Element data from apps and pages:
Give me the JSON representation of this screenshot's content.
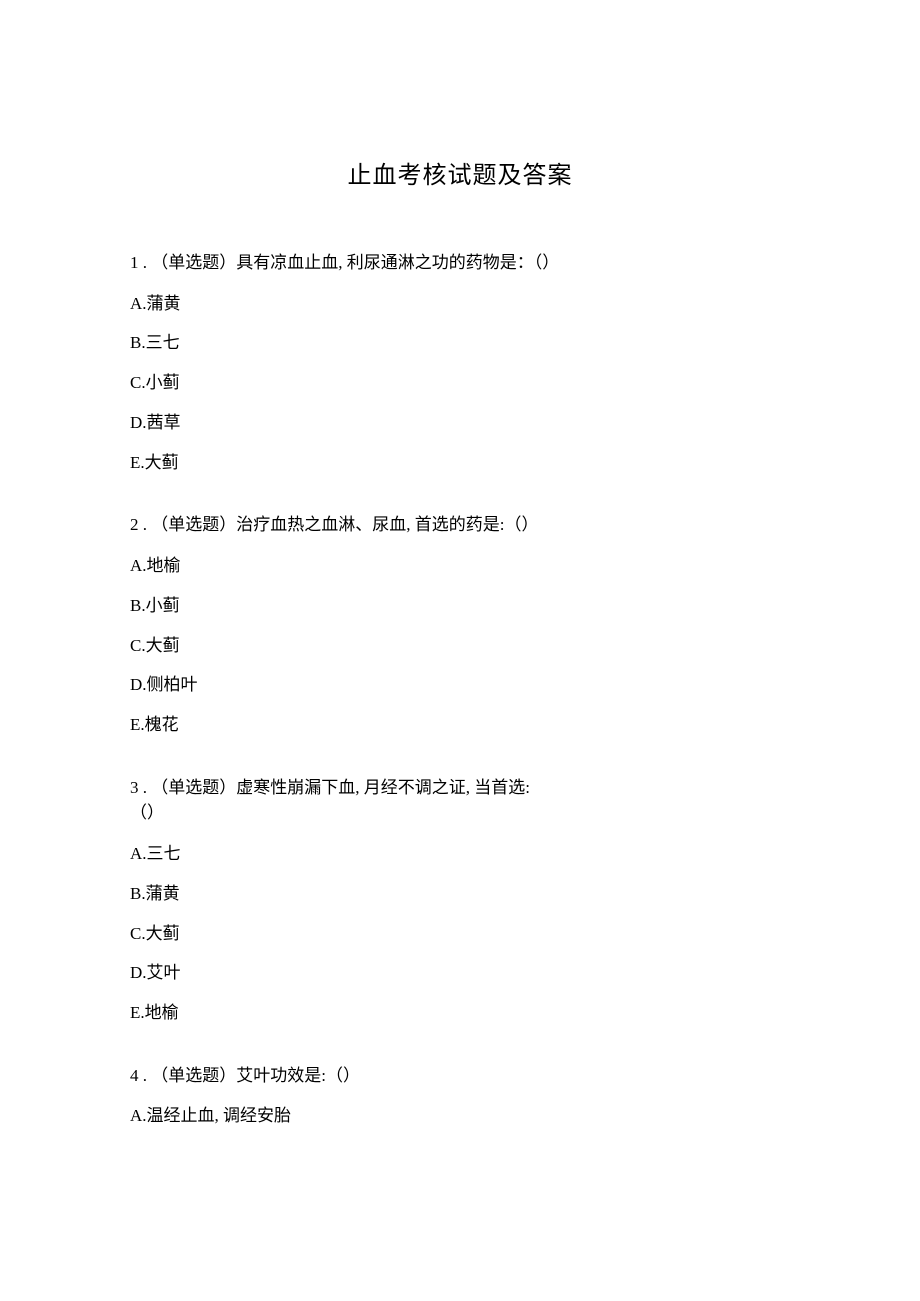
{
  "title": "止血考核试题及答案",
  "questions": [
    {
      "num": "1",
      "type": "（单选题）",
      "stem": "具有凉血止血, 利尿通淋之功的药物是：（）",
      "options": {
        "A": "蒲黄",
        "B": "三七",
        "C": "小蓟",
        "D": "茜草",
        "E": "大蓟"
      }
    },
    {
      "num": "2",
      "type": "（单选题）",
      "stem": "治疗血热之血淋、尿血, 首选的药是:（）",
      "options": {
        "A": "地榆",
        "B": "小蓟",
        "C": "大蓟",
        "D": "侧柏叶",
        "E": "槐花"
      }
    },
    {
      "num": "3",
      "type": "（单选题）",
      "stem": "虚寒性崩漏下血, 月经不调之证, 当首选:",
      "stem_line2": "（）",
      "options": {
        "A": "三七",
        "B": "蒲黄",
        "C": "大蓟",
        "D": "艾叶",
        "E": "地榆"
      }
    },
    {
      "num": "4",
      "type": "（单选题）",
      "stem": "艾叶功效是:（）",
      "options": {
        "A": "温经止血, 调经安胎"
      }
    }
  ]
}
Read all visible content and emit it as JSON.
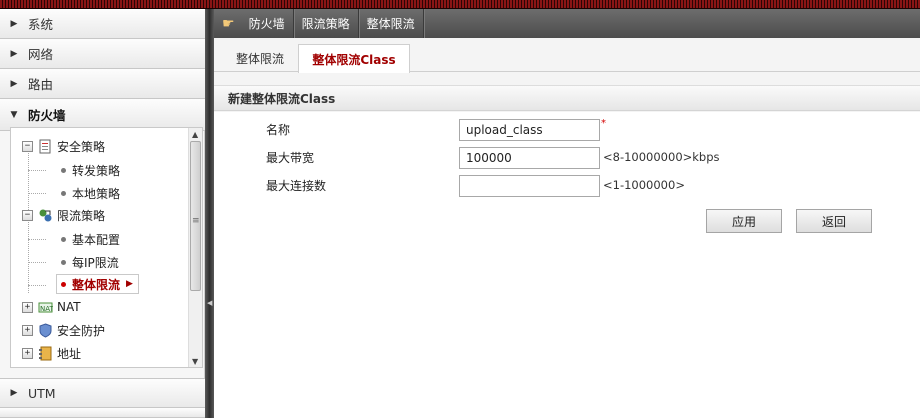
{
  "breadcrumb": [
    "防火墙",
    "限流策略",
    "整体限流"
  ],
  "sidebar": {
    "top_items": [
      "系统",
      "网络",
      "路由"
    ],
    "open_item": "防火墙",
    "bottom_items": [
      "UTM"
    ]
  },
  "tree": {
    "security_policy": "安全策略",
    "forward_policy": "转发策略",
    "local_policy": "本地策略",
    "rate_limit_policy": "限流策略",
    "basic_config": "基本配置",
    "per_ip_limit": "每IP限流",
    "overall_limit": "整体限流",
    "nat": "NAT",
    "security_protection": "安全防护",
    "address": "地址"
  },
  "tabs": [
    "整体限流",
    "整体限流Class"
  ],
  "active_tab": 1,
  "section_title": "新建整体限流Class",
  "form": {
    "name_label": "名称",
    "name_value": "upload_class",
    "required_mark": "*",
    "bandwidth_label": "最大带宽",
    "bandwidth_value": "100000",
    "bandwidth_hint": "<8-10000000>kbps",
    "conn_label": "最大连接数",
    "conn_value": "",
    "conn_hint": "<1-1000000>"
  },
  "buttons": {
    "apply": "应用",
    "back": "返回"
  },
  "colors": {
    "accent_red": "#a10000",
    "header_dark": "#4c4c4c"
  }
}
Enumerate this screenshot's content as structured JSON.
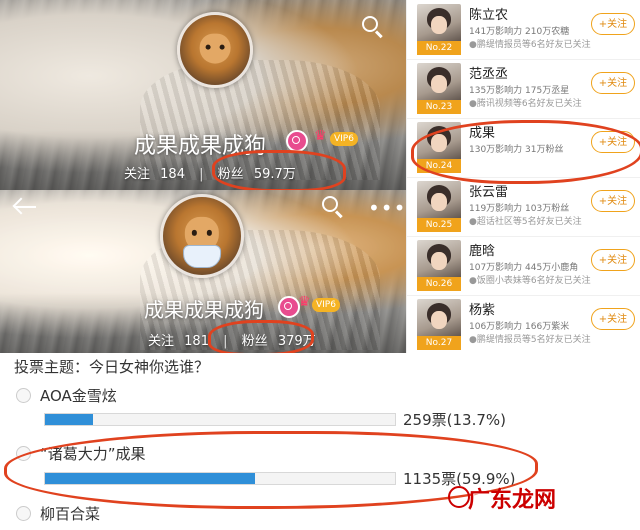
{
  "profile_top": {
    "name": "成果成果成狗",
    "vip": "VIP6",
    "follow_label": "关注",
    "follow_count": "184",
    "fans_label": "粉丝",
    "fans_count": "59.7万"
  },
  "profile_bottom": {
    "name": "成果成果成狗",
    "vip": "VIP6",
    "follow_label": "关注",
    "follow_count": "181",
    "fans_label": "粉丝",
    "fans_count": "379万"
  },
  "ranking": [
    {
      "name": "陈立农",
      "rank": "No.22",
      "line1": "141万影响力 210万农糖",
      "line2": "●鹏缇情报员等6名好友已关注",
      "follow": "+关注"
    },
    {
      "name": "范丞丞",
      "rank": "No.23",
      "line1": "135万影响力 175万丞星",
      "line2": "●腾讯视频等6名好友已关注",
      "follow": "+关注"
    },
    {
      "name": "成果",
      "rank": "No.24",
      "line1": "130万影响力 31万粉丝",
      "line2": "",
      "follow": "+关注"
    },
    {
      "name": "张云雷",
      "rank": "No.25",
      "line1": "119万影响力 103万粉丝",
      "line2": "●超话社区等5名好友已关注",
      "follow": "+关注"
    },
    {
      "name": "鹿晗",
      "rank": "No.26",
      "line1": "107万影响力 445万小鹿角",
      "line2": "●饭圈小表妹等6名好友已关注",
      "follow": "+关注"
    },
    {
      "name": "杨紫",
      "rank": "No.27",
      "line1": "106万影响力 166万紫米",
      "line2": "●鹏缇情报员等5名好友已关注",
      "follow": "+关注"
    }
  ],
  "vote": {
    "title": "投票主题：今日女神你选谁？",
    "options": [
      {
        "label": "AOA金雪炫",
        "result": "259票(13.7%)",
        "percent": 13.7
      },
      {
        "label": "“诸葛大力”成果",
        "result": "1135票(59.9%)",
        "percent": 59.9
      },
      {
        "label": "柳百合菜",
        "result": "",
        "percent": 0
      }
    ]
  },
  "watermark": "广东龙网"
}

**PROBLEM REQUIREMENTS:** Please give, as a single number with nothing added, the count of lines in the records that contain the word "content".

**OUTPUT OF THE EXERCISE:** 3